[Component data from apps and pages]
········

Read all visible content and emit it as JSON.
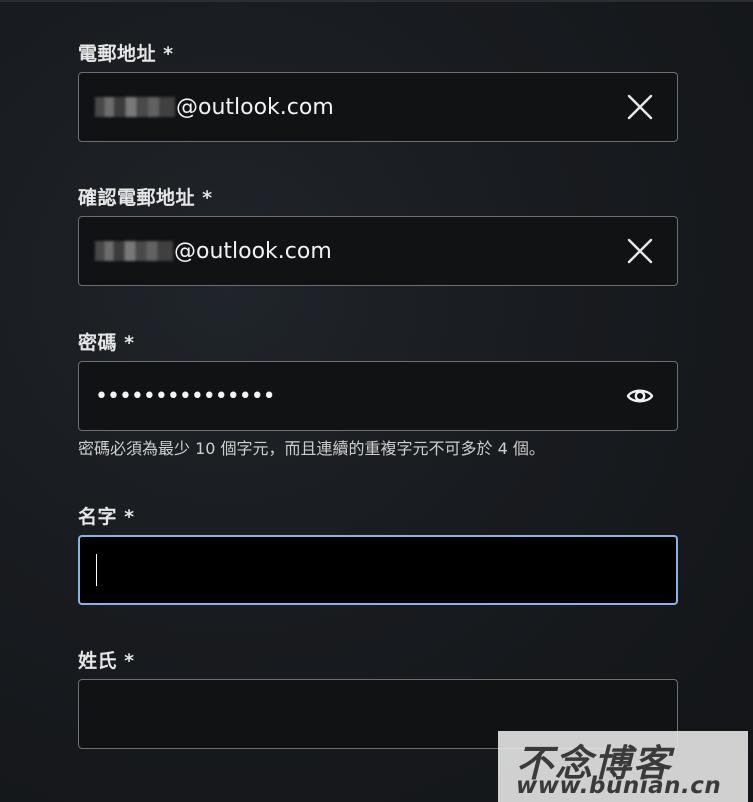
{
  "form": {
    "email": {
      "label": "電郵地址 *",
      "value_suffix": "@outlook.com",
      "clear_icon": "close-icon"
    },
    "confirm_email": {
      "label": "確認電郵地址 *",
      "value_suffix": "@outlook.com",
      "clear_icon": "close-icon"
    },
    "password": {
      "label": "密碼 *",
      "masked_value": "•••••••••••••••",
      "toggle_icon": "eye-icon",
      "hint": "密碼必須為最少 10 個字元，而且連續的重複字元不可多於 4 個。"
    },
    "first_name": {
      "label": "名字 *",
      "value": ""
    },
    "last_name": {
      "label": "姓氏 *",
      "value": ""
    }
  },
  "watermark": {
    "title": "不念博客",
    "url": "www.bunian.cn"
  },
  "colors": {
    "focus_border": "#8bb4e6",
    "input_border": "#6c6f74",
    "background": "#181b1f"
  }
}
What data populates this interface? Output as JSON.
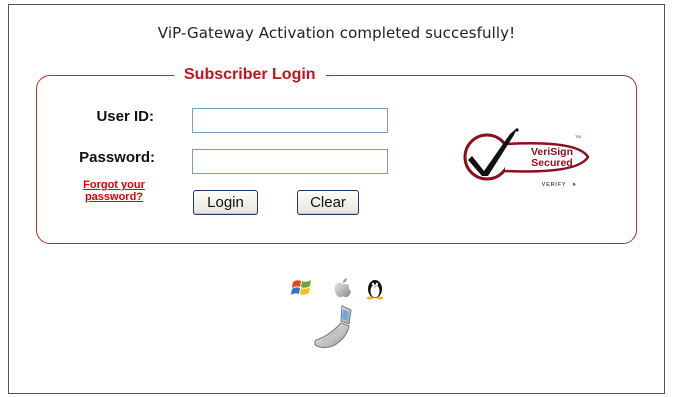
{
  "status": {
    "message": "ViP-Gateway Activation completed succesfully!"
  },
  "login": {
    "legend": "Subscriber Login",
    "user_id_label": "User ID:",
    "user_id_value": "",
    "password_label": "Password:",
    "password_value": "",
    "forgot_line1": "Forgot your",
    "forgot_line2": "password?",
    "login_button": "Login",
    "clear_button": "Clear"
  },
  "seal": {
    "brand_line1": "VeriSign",
    "brand_line2": "Secured",
    "verify": "VERIFY",
    "trademark": "TM",
    "icon": "verisign-secured-seal"
  },
  "platforms": {
    "icons": [
      "windows-icon",
      "apple-icon",
      "linux-tux-icon",
      "mobile-phone-icon"
    ]
  },
  "colors": {
    "accent_red": "#c0141a",
    "border_red": "#b03030",
    "input_border": "#7f9db9",
    "button_border": "#1d3a6e"
  }
}
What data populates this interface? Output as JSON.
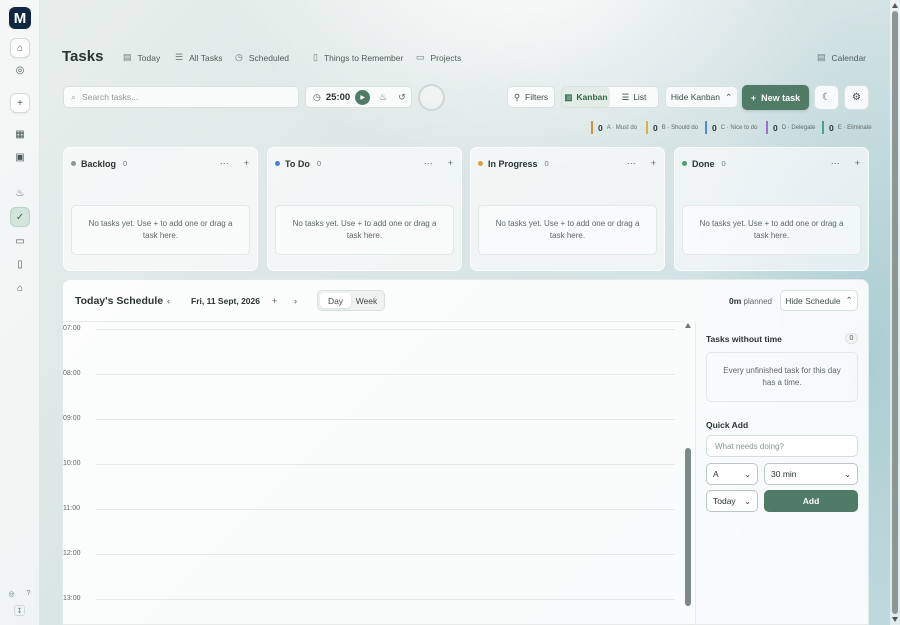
{
  "app": {
    "logo_letter": "M",
    "title": "Tasks"
  },
  "nav": {
    "today": "Today",
    "all_tasks": "All Tasks",
    "scheduled": "Scheduled",
    "things_to_remember": "Things to Remember",
    "projects": "Projects",
    "calendar": "Calendar"
  },
  "toolbar": {
    "search_placeholder": "Search tasks...",
    "timer_value": "25:00",
    "filters": "Filters",
    "kanban": "Kanban",
    "list": "List",
    "hide_kanban": "Hide Kanban",
    "new_task": "New task"
  },
  "priorities": [
    {
      "count": "0",
      "label": "A · Must do",
      "color": "#e08a3c"
    },
    {
      "count": "0",
      "label": "B · Should do",
      "color": "#d9b23a"
    },
    {
      "count": "0",
      "label": "C · Nice to do",
      "color": "#4d8fd0"
    },
    {
      "count": "0",
      "label": "D · Delegate",
      "color": "#9c6fcf"
    },
    {
      "count": "0",
      "label": "E · Eliminate",
      "color": "#4fa08a"
    }
  ],
  "columns": [
    {
      "title": "Backlog",
      "count": "0",
      "dot": "#8a9896",
      "empty": "No tasks yet. Use + to add one or drag a task here."
    },
    {
      "title": "To Do",
      "count": "0",
      "dot": "#4d7fd6",
      "empty": "No tasks yet. Use + to add one or drag a task here."
    },
    {
      "title": "In Progress",
      "count": "0",
      "dot": "#e0a23c",
      "empty": "No tasks yet. Use + to add one or drag a task here."
    },
    {
      "title": "Done",
      "count": "0",
      "dot": "#4fa06e",
      "empty": "No tasks yet. Use + to add one or drag a task here."
    }
  ],
  "schedule": {
    "title": "Today's Schedule",
    "date": "Fri, 11 Sept, 2026",
    "day": "Day",
    "week": "Week",
    "planned_value": "0m",
    "planned_label": "planned",
    "hide_schedule": "Hide Schedule",
    "hours": [
      "07:00",
      "08:00",
      "09:00",
      "10:00",
      "11:00",
      "12:00",
      "13:00"
    ],
    "without_time_title": "Tasks without time",
    "without_time_count": "0",
    "without_time_note": "Every unfinished task for this day has a time.",
    "quick_add_title": "Quick Add",
    "quick_add_placeholder": "What needs doing?",
    "priority_value": "A",
    "duration_value": "30 min",
    "day_value": "Today",
    "add_label": "Add"
  }
}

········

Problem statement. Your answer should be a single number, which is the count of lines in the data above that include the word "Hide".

Response to this task. 2